From the second we arrived at the venue I could already tell that this was going to be a unique show. The crowd was in general, a little older and a little more reserved in a way – but definitely not in a bad way. These were the die hard fans that love the music and the band in a truly exceptional and loyal sense; they were there for no other reason.
Unlike most of the shows I normally attend, there were a total of four hula hoops (mine included) and not many other flashy toys…and the truth was that once the show started, it was easy to see why: the band is so captivating, and the energy between the band and the fans is so powerful, that it’s almost impossible to tear yourself away to look at or play with hoops.
I can’t imagine how much money went into their light show; it was amazing. The overall picture from the lawn at Klipsch Music Center was spectacular. On the big screens it was possible to get detailed views of the expressions on Trey Anastasio’s face as he sang his heart out. We could see Page McConnell’s fingers go crazy on the keyboard, Mike Gordon’s insane picking on the bass, and the Jon Fishman wailing on the drums. The whole band had such awesome chemistry and it was contagious – as there wasn’t a single song that you didn’t find yourself singing along to. “Possum” was by far the best example of everyone dancing and singing together as the song built up every time with the main chorus.

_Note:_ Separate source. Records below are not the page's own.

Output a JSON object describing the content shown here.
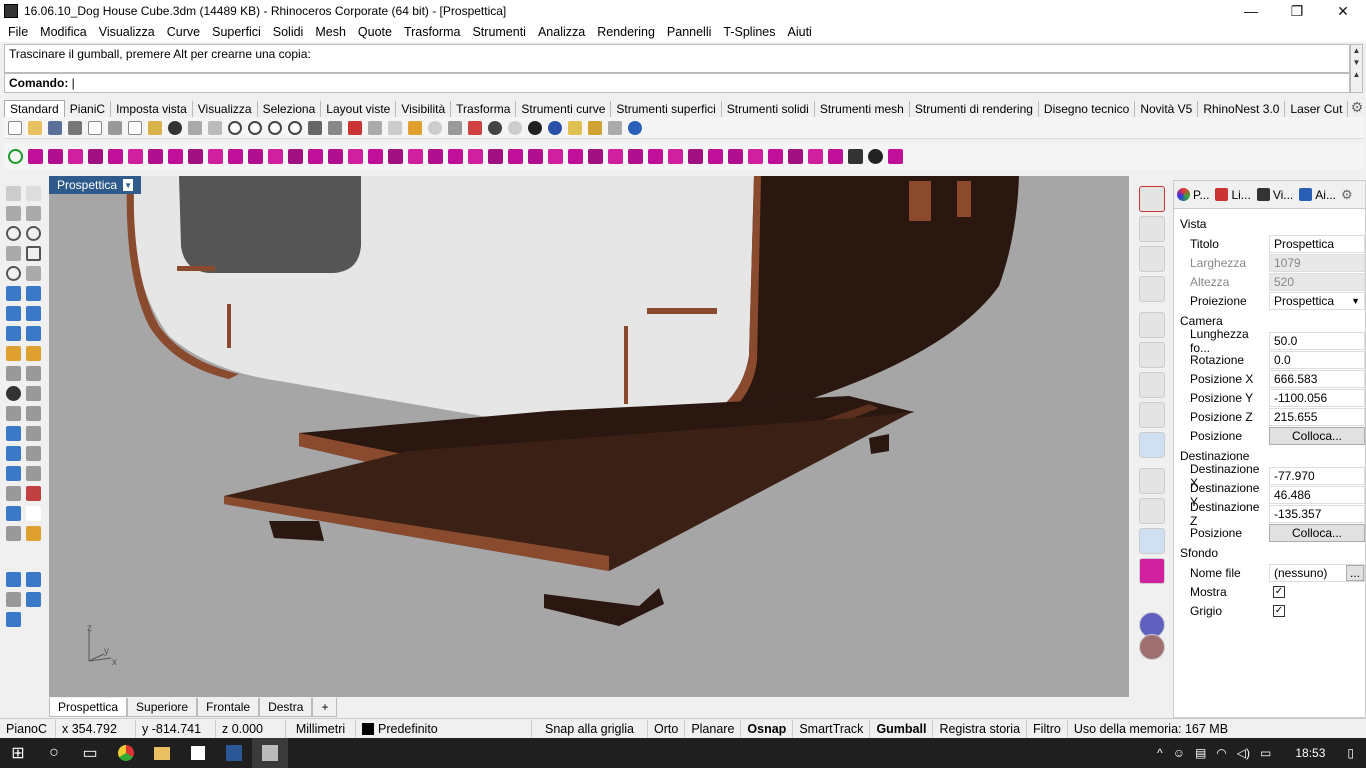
{
  "window": {
    "title": "16.06.10_Dog House Cube.3dm (14489 KB) - Rhinoceros Corporate (64 bit) - [Prospettica]",
    "minimize": "—",
    "restore": "❐",
    "close": "✕"
  },
  "menu": [
    "File",
    "Modifica",
    "Visualizza",
    "Curve",
    "Superfici",
    "Solidi",
    "Mesh",
    "Quote",
    "Trasforma",
    "Strumenti",
    "Analizza",
    "Rendering",
    "Pannelli",
    "T-Splines",
    "Aiuti"
  ],
  "command": {
    "history": "Trascinare il gumball, premere Alt per crearne una copia:",
    "prompt": "Comando:"
  },
  "toolbar_tabs": [
    "Standard",
    "PianiC",
    "Imposta vista",
    "Visualizza",
    "Seleziona",
    "Layout viste",
    "Visibilità",
    "Trasforma",
    "Strumenti curve",
    "Strumenti superfici",
    "Strumenti solidi",
    "Strumenti mesh",
    "Strumenti di rendering",
    "Disegno tecnico",
    "Novità V5",
    "RhinoNest 3.0",
    "Laser Cut"
  ],
  "viewport": {
    "label": "Prospettica",
    "axis_z": "z",
    "axis_y": "y",
    "axis_x": "x"
  },
  "view_tabs": [
    "Prospettica",
    "Superiore",
    "Frontale",
    "Destra"
  ],
  "add_view_icon": "+",
  "panel": {
    "tabs": [
      "P...",
      "Li...",
      "Vi...",
      "Ai..."
    ],
    "vista_header": "Vista",
    "vista": [
      {
        "k": "Titolo",
        "v": "Prospettica",
        "grey": false
      },
      {
        "k": "Larghezza",
        "v": "1079",
        "grey": true
      },
      {
        "k": "Altezza",
        "v": "520",
        "grey": true
      },
      {
        "k": "Proiezione",
        "v": "Prospettica",
        "grey": false
      }
    ],
    "camera_header": "Camera",
    "camera": [
      {
        "k": "Lunghezza fo...",
        "v": "50.0"
      },
      {
        "k": "Rotazione",
        "v": "0.0"
      },
      {
        "k": "Posizione X",
        "v": "666.583"
      },
      {
        "k": "Posizione Y",
        "v": "-1100.056"
      },
      {
        "k": "Posizione Z",
        "v": "215.655"
      },
      {
        "k": "Posizione",
        "v": "Colloca...",
        "button": true
      }
    ],
    "dest_header": "Destinazione",
    "dest": [
      {
        "k": "Destinazione X",
        "v": "-77.970"
      },
      {
        "k": "Destinazione Y",
        "v": "46.486"
      },
      {
        "k": "Destinazione Z",
        "v": "-135.357"
      },
      {
        "k": "Posizione",
        "v": "Colloca...",
        "button": true
      }
    ],
    "sfondo_header": "Sfondo",
    "sfondo": {
      "file_label": "Nome file",
      "file_value": "(nessuno)",
      "browse": "...",
      "mostra": "Mostra",
      "grigio": "Grigio",
      "check": "✓"
    }
  },
  "status": {
    "plane": "PianoC",
    "x": "x 354.792",
    "y": "y -814.741",
    "z": "z 0.000",
    "units": "Millimetri",
    "layer": "Predefinito",
    "snap": "Snap alla griglia",
    "orto": "Orto",
    "planare": "Planare",
    "osnap": "Osnap",
    "smarttrack": "SmartTrack",
    "gumball": "Gumball",
    "history": "Registra storia",
    "filtro": "Filtro",
    "memory": "Uso della memoria: 167 MB"
  },
  "taskbar": {
    "time": "18:53"
  },
  "colors": {
    "viewport_bg": "#a6a6a6",
    "wood": "#8a4a2e",
    "wood_dark": "#2a1710",
    "panel_white": "#e6e6e6",
    "label_blue": "#2e5a8c"
  }
}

The first set was great, and from some of the fans I learned that it was a unique compilation of their music. That Friday was the first time since 1998 that they played the song “Sweet Jane.” Among my favorite tracks was “Limb by Limb,” where the harmonizing really made the song. I also liked the ominous and almost scary tone that chilled your bones as they played “Big Black Furry Creatures From Mars.” I was ECSTATIC when they played “First Tube” during their encore – as that is one of my all time favorites. However to be completely honest, my favorite part of the concert was when they finished their first set with “While My Guitar Gently Weeps,” one of my favorite Beatles songs. It was by far the greatest live performance of that song I have ever seen or heard.
So, overall, I am so glad we trekked to Indianapolis for this most amazing of musical experiences. Phish not only lived up to all my expectations but surpassed them. If you are like me and have always “heard great things” but never had the chance to go, start turning wheels to make it happen. From the first song to their last, this show was a unique adventure – the music, lights and atmosphere was in itself a journey that filled you with emotion and made you wish it would never come to an end. This was my first Phish show, but I guarantee you it will most certainly not be my last.